------ Supplied data

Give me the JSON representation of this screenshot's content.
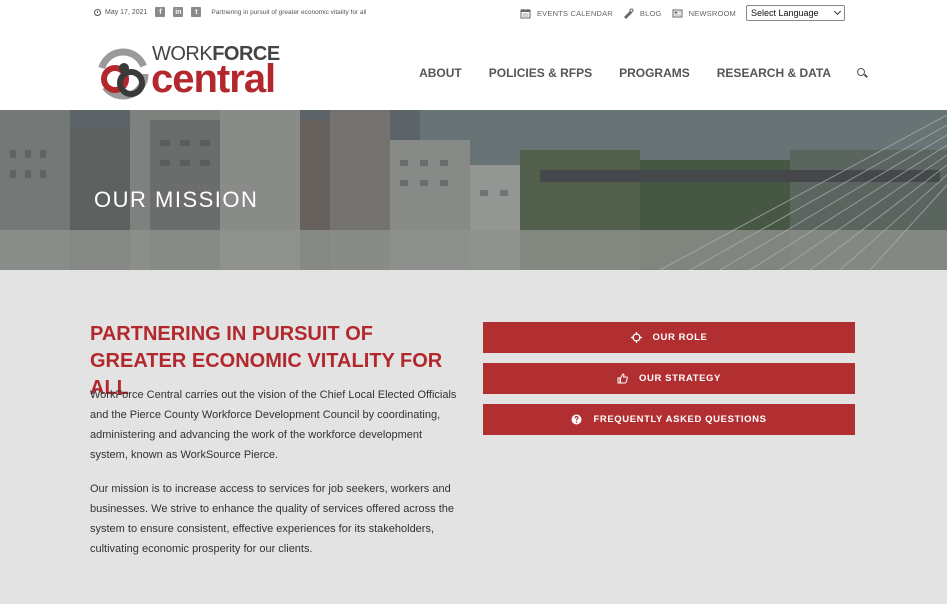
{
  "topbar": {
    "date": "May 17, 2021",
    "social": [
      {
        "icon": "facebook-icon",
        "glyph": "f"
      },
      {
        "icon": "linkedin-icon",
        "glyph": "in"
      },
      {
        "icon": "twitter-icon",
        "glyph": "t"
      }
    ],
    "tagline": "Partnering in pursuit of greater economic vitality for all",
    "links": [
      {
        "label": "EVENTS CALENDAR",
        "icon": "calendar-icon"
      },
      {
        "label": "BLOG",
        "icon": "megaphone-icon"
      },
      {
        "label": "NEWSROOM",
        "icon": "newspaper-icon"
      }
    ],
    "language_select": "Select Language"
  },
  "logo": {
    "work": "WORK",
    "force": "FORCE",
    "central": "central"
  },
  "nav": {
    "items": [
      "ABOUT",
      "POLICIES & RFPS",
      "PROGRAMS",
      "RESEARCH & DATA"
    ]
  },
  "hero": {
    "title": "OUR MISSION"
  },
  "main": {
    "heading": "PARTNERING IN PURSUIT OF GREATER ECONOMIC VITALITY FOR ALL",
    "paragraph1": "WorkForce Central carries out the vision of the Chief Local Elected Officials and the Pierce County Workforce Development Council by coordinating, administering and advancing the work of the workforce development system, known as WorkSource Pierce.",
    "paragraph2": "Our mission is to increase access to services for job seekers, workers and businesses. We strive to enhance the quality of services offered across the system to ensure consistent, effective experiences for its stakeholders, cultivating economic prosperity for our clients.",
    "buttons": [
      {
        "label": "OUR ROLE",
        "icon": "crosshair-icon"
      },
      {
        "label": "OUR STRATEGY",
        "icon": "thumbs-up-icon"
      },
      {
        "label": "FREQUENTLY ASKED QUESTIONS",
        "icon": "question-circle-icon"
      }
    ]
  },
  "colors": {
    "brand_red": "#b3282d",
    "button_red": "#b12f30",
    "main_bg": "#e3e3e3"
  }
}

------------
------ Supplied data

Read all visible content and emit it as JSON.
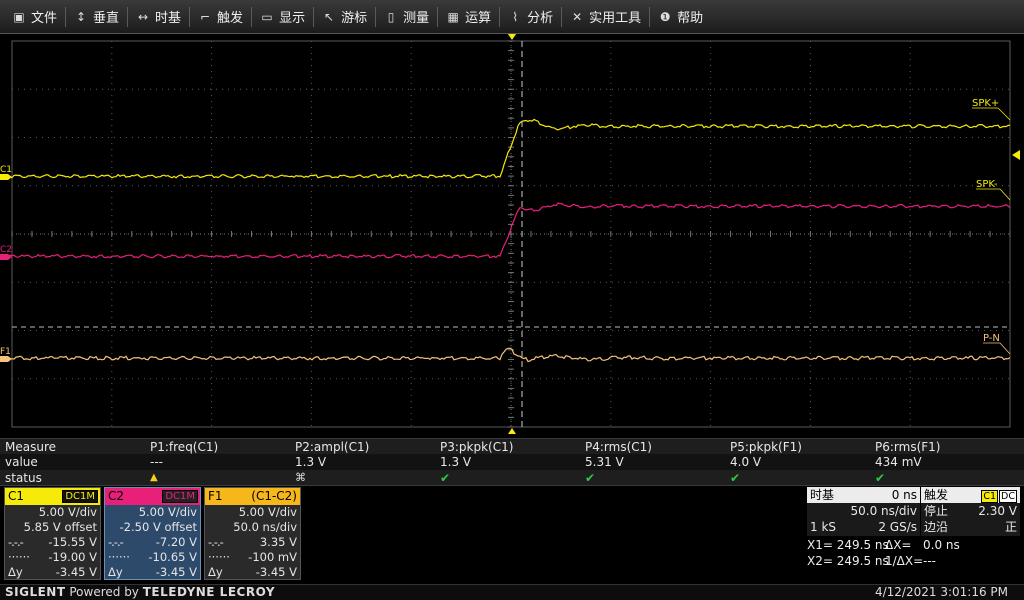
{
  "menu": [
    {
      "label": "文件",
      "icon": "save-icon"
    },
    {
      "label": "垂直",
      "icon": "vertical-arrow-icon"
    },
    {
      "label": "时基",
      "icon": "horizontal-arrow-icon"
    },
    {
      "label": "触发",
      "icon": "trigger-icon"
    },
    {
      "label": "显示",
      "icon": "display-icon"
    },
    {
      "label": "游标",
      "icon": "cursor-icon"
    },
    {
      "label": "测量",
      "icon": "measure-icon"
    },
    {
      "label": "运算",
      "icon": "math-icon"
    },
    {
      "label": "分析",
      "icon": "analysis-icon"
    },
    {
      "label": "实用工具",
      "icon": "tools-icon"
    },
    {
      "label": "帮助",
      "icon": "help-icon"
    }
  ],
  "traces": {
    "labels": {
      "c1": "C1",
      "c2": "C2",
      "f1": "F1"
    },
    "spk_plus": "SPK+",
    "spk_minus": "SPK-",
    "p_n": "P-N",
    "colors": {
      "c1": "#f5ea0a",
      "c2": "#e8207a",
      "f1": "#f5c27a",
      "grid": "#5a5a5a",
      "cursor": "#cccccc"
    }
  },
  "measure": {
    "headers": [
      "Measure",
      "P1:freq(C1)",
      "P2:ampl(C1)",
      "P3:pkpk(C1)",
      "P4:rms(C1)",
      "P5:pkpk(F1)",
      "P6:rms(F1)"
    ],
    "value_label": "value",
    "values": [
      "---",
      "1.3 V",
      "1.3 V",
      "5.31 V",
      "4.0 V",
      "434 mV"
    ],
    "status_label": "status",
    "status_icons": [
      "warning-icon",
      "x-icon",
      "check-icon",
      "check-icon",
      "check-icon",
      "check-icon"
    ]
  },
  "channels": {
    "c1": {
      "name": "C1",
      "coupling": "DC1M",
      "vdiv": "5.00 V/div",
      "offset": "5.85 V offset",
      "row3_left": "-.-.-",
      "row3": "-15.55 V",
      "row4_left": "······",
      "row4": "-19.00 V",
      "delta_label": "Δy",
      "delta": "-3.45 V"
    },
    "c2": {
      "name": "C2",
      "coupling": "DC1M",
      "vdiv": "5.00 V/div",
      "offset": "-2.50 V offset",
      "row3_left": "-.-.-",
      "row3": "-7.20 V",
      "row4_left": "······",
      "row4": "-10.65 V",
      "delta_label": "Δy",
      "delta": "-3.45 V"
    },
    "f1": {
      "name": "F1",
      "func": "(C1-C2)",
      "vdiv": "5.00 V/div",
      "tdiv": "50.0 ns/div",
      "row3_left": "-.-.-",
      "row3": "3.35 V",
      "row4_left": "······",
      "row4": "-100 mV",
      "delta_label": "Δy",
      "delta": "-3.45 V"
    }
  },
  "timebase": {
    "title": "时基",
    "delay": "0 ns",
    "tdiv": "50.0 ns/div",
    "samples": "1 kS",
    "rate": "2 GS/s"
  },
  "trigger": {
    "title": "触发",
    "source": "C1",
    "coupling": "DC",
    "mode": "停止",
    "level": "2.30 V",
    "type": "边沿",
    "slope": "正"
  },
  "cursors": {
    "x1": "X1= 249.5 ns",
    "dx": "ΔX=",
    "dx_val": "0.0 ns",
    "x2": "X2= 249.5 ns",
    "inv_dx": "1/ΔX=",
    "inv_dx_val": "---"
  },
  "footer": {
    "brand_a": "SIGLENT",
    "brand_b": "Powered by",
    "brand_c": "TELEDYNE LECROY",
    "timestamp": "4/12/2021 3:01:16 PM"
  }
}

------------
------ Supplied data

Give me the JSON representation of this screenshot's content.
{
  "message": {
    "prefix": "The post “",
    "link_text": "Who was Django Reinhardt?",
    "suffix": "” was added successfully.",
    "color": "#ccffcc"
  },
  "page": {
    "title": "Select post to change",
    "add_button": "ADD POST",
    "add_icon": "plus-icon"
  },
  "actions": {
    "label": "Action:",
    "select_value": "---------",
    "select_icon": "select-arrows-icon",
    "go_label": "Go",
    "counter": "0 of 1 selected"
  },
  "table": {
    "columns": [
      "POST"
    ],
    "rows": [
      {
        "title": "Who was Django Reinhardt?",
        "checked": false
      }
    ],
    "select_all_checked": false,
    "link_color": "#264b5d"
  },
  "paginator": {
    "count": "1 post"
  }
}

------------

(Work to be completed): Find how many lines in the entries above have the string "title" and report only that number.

(Exercise result): 5